Gaming, Adiposity, and Obesogenic Behaviors Among Children

Tom Baranowski, 1 Baylor College of Medicine , Houston, Texas; and Editor, Games for Health Journal: Research, Development, and Clinical Applications.
Kristi Adamo, 2 Children's Hospital of Eastern Ontario Research Institute , Ottawa, Ontario, Canada .
Melanie Hingle, 3 University of Arizona , Tucson, Arizona.
Ralph Maddison, 4 University of Auckland , Auckland, New Zealand .
Ann Maloney, 5 University of Massachusetts , Worcester, Massachusetts.
Monique Simons, 6 EMGO Institute for Health and Care Research , VU, Body@Work, Amsterdam, The Netherlands .
Amanda Staiano, 8 Pennington Biomedical Research of the Louisiana State University , Baton Rouge, Louisiana.

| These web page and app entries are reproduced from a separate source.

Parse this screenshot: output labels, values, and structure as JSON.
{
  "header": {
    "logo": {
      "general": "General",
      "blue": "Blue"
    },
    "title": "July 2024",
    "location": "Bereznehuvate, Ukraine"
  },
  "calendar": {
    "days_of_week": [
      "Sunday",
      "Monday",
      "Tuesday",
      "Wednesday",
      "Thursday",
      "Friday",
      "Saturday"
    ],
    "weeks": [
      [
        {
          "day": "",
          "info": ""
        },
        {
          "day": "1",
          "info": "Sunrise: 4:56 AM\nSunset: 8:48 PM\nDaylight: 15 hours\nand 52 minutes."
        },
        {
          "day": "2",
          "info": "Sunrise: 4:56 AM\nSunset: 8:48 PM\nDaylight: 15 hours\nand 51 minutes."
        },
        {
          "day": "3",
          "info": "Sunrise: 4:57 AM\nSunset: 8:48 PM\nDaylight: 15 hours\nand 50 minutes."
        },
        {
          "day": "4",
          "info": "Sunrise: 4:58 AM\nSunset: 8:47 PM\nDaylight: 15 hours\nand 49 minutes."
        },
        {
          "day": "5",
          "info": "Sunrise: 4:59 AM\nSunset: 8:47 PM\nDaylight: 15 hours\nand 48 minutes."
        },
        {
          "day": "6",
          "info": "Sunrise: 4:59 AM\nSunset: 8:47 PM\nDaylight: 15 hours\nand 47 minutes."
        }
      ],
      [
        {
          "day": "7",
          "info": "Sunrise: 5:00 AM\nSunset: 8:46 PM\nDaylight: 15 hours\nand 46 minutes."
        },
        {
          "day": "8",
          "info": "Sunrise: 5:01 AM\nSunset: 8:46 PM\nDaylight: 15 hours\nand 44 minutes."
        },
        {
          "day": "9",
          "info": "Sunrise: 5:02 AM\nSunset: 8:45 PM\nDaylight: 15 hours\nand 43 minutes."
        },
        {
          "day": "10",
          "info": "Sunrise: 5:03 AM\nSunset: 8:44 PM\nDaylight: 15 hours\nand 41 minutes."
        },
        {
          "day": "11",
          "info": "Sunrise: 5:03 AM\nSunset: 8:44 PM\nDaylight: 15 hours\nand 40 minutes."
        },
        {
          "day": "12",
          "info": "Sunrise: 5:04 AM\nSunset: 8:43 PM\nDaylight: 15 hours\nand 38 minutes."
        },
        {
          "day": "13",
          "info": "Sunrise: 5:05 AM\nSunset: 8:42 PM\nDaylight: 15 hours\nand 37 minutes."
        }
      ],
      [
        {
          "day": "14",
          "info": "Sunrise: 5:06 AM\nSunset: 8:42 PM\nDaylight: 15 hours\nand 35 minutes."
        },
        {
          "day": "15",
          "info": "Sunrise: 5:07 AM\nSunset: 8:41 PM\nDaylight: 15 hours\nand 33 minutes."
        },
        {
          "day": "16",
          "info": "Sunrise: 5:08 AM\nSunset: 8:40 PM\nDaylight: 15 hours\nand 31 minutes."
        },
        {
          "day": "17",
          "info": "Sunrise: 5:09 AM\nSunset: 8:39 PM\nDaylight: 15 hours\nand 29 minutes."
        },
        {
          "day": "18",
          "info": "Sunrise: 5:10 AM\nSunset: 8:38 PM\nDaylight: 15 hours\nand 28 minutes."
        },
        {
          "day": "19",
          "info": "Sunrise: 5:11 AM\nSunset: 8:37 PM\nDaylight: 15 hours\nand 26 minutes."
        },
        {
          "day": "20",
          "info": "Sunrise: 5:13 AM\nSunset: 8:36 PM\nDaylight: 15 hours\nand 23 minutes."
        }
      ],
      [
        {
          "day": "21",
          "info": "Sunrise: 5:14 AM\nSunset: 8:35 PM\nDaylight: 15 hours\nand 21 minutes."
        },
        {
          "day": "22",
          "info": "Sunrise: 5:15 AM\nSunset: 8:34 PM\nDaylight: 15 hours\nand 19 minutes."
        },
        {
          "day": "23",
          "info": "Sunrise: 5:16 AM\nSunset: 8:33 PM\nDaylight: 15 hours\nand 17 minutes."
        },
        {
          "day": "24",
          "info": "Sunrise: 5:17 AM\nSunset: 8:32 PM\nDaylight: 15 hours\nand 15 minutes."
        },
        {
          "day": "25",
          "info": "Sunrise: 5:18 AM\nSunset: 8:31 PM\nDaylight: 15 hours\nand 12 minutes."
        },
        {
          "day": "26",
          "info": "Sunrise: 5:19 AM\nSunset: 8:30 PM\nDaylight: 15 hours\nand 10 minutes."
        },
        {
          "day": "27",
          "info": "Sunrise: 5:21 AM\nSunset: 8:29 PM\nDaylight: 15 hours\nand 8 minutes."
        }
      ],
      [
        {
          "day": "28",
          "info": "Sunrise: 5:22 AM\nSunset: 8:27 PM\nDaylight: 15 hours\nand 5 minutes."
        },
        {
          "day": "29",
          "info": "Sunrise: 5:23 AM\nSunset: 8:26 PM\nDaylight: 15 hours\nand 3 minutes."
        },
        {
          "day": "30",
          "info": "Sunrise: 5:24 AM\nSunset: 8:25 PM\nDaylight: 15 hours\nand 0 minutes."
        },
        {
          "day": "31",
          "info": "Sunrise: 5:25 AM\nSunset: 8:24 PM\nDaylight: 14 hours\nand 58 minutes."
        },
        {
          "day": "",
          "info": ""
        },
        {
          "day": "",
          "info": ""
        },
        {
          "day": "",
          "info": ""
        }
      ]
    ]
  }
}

Videogames in general have been maligned for causing obesity because of their inherent sedentariness, whereas exergames have been both maligned for requiring low levels of activity and extolled for requiring physical activity to move game play along. The intensity and duration of physical activity resulting from exergame play have shown varying results, and they have been explored for use in obesity treatment and prevention, primarily among children. Other videogames have been developed and tested to help children change their diet and physical activity practices with various outcomes. As a field of inquiry, we are in the earliest stages of understanding how, or under what circumstances, videogames can influence all these behavioral and health outcomes. To deal with these complexities, we have assembled a group of investigators who have made important, but diverse, contributions to this research agenda and asked them to address five key child obesity-related issues in a Roundtable format. Brief biosketches are presented at the end of this article.